The application suite will emanate from AWS' business development team for its internal employees' use. Details have emerged via recent AWS job postings for full-stack software development engineers. Business development is a term often used interchangeably with sales, but typically it combines sales, marketing and customer support practices to generate opportunities for growth. Amazon seeks to understand how it can add value for AWS enterprise customers from a business perspective, outside of additional services or enhanced features for existing ones.
"The AWS BD [business development] team has manually tested and proven a handful of these business recommendations, and now we're ready to build a suite of web tools that can scale these recommendations to customers and internal AWS employees around the globe," the postings stated. "Our goal is to build a suite of applications that empower employees to cultivate a deeper relationship with customers, turning Amazon into a strategic business partner, in addition to being a world-class cloud computing provider."
Public plans are still somewhat vague, and it's unclear how far along AWS is with this strategy. It did not respond to request for comment.
The company launched a phalanx of new services at its recent AWS re:Invent conference, as it has done in past years, and it showcased many large AWS enterprise customers. Despite its sizable market share lead in the cloud, though, AWS can't yet boast the same number of long-standing relationships in large enterprise IT shops as rivals Microsoft and IBM. The new app suite is an effort to foster such ties broadly across its customer base, particularly in the C-suite.
"Microsoft and IBM can have deep conversations with their customers just because of how long they have worked together," said Deepak Mohan, an analyst at IDC.
AWS already has some applications and tools for customers to track cloud spending and to model how an on-premises workload might look when pushed into the AWS enterprise cloud. However, the effort described in these job postings appears to surpass these measures with a more consultative aim.
What can this app suite do for AWS enterprise customers?
Companies that are essentially all-in on AWS likely do not view the platform as merely outsourced IT infrastructure, but as a foundation for their business for decades to come.
Deepak Mohananalyst, IDC
This echoes Amazon's broader approach in other lines of business to step into customers' shoes and help them derive value from Amazon services, Mohan said.
"They have done this in many ways on the retail side and in the early days of AWS," he said. "Now, they are extending this to develop next-generation applications for their customers so that the customers can, in turn, improve the experience of their downstream customers."
AWS also wants to foster adoption of cloud-native application architectures for enterprise IT use cases, and these apps will truly take advantage of the flexibility and capabilities of the AWS platform, Mohan said.
Will the AWS application suite help customers understand pricing?
One big question is how much the internal app suite will tackle AWS enterprise customers' concerns over cost management. The company has long been criticized for its complex, even opaque price lists that can lead to nasty surprises for customers when the bill arrives. Despite the presence of AWS' existing tools, a cottage industry of third-party vendors has cropped up around AWS cost management.
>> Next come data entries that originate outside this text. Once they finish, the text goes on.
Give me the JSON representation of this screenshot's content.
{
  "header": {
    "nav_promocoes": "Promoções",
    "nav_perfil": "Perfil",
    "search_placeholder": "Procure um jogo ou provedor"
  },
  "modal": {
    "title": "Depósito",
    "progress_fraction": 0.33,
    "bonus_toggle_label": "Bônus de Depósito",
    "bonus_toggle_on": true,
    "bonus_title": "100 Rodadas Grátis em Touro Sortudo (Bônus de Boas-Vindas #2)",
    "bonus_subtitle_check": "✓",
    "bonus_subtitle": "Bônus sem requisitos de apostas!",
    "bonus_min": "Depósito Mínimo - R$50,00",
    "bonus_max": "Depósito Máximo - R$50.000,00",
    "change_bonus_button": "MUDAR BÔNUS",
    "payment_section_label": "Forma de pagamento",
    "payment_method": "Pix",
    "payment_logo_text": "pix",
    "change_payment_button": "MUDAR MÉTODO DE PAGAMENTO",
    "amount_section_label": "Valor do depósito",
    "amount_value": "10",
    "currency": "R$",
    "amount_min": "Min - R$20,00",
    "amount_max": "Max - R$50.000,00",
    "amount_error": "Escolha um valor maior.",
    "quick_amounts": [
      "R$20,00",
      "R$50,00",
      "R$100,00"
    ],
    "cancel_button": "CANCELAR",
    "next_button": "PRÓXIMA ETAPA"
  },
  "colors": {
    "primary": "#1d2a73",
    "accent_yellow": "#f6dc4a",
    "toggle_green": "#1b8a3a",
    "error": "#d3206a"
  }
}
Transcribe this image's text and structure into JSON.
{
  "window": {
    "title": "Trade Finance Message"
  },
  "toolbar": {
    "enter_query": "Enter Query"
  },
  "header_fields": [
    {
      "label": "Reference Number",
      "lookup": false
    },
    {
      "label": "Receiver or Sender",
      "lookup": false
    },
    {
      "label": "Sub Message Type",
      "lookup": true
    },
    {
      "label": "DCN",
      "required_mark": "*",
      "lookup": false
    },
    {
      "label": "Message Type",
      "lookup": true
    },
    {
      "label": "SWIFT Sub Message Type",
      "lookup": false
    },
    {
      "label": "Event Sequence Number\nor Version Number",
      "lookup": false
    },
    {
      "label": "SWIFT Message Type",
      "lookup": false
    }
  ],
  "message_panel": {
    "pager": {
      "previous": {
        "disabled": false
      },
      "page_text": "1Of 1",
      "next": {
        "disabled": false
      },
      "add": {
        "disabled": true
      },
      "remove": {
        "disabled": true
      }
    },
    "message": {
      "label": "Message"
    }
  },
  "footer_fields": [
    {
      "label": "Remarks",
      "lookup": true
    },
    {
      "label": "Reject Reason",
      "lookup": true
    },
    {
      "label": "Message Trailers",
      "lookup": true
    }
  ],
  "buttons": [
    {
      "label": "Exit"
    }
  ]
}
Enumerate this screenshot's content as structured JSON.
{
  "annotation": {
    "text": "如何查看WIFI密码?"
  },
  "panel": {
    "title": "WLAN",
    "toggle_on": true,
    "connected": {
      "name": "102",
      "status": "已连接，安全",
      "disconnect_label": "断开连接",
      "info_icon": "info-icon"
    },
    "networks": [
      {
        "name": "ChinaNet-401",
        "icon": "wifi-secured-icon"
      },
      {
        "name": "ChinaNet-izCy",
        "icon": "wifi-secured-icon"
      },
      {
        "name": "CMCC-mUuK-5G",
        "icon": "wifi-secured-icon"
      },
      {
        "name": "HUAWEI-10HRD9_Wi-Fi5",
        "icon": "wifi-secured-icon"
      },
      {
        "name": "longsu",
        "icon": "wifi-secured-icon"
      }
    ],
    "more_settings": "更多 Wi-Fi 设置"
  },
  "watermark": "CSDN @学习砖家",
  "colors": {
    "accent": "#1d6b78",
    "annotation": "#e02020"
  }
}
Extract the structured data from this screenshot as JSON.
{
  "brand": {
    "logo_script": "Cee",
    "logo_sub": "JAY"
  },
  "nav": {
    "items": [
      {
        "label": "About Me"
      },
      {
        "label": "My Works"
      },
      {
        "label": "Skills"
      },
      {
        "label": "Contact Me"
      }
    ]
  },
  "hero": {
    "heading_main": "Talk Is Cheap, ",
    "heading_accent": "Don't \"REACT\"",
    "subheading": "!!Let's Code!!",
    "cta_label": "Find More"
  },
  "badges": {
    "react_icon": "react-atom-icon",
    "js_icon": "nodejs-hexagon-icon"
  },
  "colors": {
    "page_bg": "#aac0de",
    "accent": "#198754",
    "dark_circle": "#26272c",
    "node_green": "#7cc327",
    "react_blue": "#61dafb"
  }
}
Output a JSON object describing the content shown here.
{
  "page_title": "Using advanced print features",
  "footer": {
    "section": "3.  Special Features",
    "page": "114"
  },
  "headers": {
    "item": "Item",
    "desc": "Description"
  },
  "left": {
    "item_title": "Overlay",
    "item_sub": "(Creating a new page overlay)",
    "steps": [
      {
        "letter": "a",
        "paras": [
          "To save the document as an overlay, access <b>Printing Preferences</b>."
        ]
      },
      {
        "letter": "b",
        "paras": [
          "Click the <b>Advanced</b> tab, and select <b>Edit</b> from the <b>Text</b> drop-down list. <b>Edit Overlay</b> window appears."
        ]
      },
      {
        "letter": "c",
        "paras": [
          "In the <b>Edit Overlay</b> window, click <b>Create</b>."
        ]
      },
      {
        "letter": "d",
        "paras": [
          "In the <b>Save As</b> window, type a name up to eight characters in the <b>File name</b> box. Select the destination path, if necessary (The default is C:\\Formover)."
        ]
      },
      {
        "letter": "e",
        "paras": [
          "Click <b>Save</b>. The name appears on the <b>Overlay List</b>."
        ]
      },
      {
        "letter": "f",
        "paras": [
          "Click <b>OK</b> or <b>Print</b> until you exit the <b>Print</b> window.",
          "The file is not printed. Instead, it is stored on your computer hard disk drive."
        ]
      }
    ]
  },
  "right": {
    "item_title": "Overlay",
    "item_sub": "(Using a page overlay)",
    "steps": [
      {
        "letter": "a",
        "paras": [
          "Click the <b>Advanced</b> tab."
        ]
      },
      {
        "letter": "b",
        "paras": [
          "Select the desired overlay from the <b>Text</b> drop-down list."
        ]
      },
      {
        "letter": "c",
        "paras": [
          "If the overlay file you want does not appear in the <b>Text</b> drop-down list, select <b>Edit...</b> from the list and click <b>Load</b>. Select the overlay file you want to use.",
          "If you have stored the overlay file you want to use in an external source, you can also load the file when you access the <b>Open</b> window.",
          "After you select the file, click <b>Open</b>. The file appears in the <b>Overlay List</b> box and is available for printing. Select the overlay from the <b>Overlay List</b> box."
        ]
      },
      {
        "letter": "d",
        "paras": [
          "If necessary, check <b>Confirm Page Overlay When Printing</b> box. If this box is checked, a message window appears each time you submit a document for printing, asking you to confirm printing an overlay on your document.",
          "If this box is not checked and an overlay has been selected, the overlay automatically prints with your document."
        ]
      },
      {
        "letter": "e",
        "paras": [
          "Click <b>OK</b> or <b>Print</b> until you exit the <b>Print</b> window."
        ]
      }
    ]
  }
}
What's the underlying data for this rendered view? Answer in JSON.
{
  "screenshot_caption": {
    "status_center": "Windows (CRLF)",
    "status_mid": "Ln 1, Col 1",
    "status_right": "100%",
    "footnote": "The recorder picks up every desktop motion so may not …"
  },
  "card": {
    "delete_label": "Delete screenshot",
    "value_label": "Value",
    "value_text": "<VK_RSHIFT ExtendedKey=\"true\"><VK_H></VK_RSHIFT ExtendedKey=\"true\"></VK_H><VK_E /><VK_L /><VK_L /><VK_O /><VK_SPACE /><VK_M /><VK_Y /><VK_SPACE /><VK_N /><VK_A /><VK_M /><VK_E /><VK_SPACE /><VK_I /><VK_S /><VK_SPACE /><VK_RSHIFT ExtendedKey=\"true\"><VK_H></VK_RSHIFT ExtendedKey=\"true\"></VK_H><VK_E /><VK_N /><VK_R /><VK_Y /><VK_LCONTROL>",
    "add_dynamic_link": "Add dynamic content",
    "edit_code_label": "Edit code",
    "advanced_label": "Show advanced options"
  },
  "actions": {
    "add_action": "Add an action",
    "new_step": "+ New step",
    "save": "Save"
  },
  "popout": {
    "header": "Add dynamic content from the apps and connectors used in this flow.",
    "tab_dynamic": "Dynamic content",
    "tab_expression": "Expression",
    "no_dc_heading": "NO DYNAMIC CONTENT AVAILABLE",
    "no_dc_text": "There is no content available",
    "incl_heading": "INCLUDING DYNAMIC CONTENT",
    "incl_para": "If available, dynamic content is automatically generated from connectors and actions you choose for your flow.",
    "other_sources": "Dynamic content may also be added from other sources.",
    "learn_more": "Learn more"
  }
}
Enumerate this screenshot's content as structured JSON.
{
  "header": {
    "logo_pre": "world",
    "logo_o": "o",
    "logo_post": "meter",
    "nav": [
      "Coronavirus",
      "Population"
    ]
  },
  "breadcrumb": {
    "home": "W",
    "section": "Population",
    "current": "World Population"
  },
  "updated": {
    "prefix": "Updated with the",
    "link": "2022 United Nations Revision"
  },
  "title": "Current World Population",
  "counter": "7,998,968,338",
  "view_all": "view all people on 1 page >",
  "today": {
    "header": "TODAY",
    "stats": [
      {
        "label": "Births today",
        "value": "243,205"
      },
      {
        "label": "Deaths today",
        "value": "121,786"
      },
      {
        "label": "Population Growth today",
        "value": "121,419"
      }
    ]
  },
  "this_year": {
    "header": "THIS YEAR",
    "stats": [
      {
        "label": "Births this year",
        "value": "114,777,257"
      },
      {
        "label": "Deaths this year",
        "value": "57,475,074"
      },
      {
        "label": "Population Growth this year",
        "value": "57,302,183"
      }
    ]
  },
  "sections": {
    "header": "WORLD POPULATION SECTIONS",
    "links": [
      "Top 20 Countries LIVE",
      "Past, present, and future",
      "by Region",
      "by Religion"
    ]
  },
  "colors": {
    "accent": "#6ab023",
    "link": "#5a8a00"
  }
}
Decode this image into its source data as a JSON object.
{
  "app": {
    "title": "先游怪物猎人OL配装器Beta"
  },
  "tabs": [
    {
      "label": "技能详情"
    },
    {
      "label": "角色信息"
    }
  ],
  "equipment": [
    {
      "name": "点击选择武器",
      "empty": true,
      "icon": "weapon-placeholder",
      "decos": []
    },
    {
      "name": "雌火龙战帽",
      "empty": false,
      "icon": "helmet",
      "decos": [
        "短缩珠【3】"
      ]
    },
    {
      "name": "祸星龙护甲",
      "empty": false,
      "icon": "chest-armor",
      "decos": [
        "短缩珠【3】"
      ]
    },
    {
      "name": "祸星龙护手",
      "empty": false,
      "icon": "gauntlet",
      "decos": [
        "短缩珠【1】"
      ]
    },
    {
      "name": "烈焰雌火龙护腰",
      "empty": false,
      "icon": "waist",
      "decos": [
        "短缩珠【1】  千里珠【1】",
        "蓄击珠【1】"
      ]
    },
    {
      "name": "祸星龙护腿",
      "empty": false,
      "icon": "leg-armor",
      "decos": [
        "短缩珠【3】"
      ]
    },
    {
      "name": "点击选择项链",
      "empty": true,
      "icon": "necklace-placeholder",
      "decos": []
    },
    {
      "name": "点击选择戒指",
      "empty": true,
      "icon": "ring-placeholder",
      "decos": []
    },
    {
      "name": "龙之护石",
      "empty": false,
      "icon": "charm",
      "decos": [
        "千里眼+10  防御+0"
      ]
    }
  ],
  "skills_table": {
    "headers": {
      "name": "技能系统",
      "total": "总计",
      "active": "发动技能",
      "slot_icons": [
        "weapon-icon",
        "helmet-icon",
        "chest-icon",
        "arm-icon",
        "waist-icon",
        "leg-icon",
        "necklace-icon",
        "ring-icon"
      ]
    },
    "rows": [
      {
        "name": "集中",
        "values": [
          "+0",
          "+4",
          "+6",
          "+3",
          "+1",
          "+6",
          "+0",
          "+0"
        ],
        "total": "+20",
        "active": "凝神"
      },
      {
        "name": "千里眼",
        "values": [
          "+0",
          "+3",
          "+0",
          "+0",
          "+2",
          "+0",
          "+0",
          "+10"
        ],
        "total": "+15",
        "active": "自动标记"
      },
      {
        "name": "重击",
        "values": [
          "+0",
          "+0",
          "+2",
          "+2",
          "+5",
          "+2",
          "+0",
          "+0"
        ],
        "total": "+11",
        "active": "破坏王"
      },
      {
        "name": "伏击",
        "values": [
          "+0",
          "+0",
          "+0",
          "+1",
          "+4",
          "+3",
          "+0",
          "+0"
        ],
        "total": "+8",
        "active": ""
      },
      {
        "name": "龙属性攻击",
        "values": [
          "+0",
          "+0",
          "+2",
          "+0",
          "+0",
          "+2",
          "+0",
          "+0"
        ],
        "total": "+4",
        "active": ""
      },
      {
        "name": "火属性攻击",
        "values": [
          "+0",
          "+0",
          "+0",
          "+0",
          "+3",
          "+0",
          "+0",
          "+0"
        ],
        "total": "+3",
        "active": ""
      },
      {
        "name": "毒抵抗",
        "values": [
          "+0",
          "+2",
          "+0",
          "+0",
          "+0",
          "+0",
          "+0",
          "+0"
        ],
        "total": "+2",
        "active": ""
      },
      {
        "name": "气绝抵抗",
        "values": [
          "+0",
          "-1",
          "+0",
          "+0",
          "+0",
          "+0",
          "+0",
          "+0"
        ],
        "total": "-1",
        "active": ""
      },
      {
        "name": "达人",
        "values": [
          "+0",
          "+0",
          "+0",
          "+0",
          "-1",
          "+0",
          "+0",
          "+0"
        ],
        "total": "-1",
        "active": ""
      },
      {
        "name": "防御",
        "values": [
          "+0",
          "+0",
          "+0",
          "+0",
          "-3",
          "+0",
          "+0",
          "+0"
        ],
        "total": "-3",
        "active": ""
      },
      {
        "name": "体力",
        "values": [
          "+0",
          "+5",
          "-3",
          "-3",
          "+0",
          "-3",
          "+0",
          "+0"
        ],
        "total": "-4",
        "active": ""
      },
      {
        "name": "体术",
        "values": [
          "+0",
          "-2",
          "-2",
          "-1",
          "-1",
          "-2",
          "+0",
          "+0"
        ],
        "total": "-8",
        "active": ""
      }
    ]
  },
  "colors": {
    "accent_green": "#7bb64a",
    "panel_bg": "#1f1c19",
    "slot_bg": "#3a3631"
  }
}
AWS also has many partners that help customers plan and migrate workload shifts to the cloud, as well as consulting programs from the likes of Deloitte that focus on big-picture digital transformation strategies, with AWS as a foundation.
It's unclear how far the new internal app suite will encroach on these areas, but it will give customers more AWS-native options -- and surely keep some partners on their toes.